HARDWARE: Fujitsu Stylistic ST5111w/WiFi and dock, internal Hitachi 500G HD, external 1TB HD, Sierra Wireless Aircard 550, DVD-RW, BoomzBox HD radio, XM Commander, Delorme GPS, Saitek X-52 Pro joystick, BluSoleil Bluetooth, TPMS, FB, Elm327
I have 3 carpc installed and works without any problem other than problem I created .
my next car (Sienna or Odyssey) I won't install one. It's just too much work to get it to work.
Base on my usage (music/gps in the Supra, music/video/gps in the Matrix/Accord) it's not worth the effort.
Base on what available today, any decent head unit can play mp3/ipod/bluetooth .... with ease.
For video, a simple device like nBox or step up to a little expensive box can play video nicely.
100-150 bucks can get a darn nice gps unit.
We already have remote control and vehicle automation with nobdy and proximity with osdash. If anyone really cared about those features besides you and me, I could see your point. But nobdy is really only useful to people with the knowledge to make it work in their vehicle (ie reverse engineer their control protocols and stuff), unless you are doing just basic obd-ii stuff.
As for audio and safety, oh what an abysmal state we are in there... We need to go back to simple and make simple awesome.
what we need is a standardized piece of hardware that comes with standardized software pre-setup in which we can install all the apps we want, extend, innovate, and win. Not going to happen though, but it'd be a good start. We'd spend less time trying to get our vehicles to the point were we even have the most basic of features and more time innovating past what the volt and ford focus have today.
You probably could have learned to code it yourself in that time no? There really isn't enough money in it for developers to devote the necessary time and effort. Most developers will only implement features that are useful to them or otherwise trivial. Maybe the app store will change all that...took over a year for someone to feel sorry for me and do in less than a week.

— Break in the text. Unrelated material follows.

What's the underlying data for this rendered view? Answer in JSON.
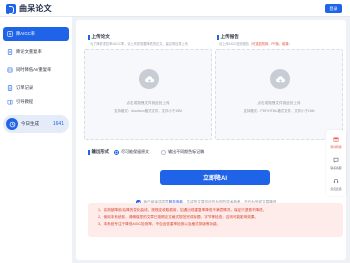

Former author of LinuxICE, nghost, nobdy.
Current author of Automotive Message Broker (AMB).
Works on Tizen IVI. Does not represent anyone or anything but himself.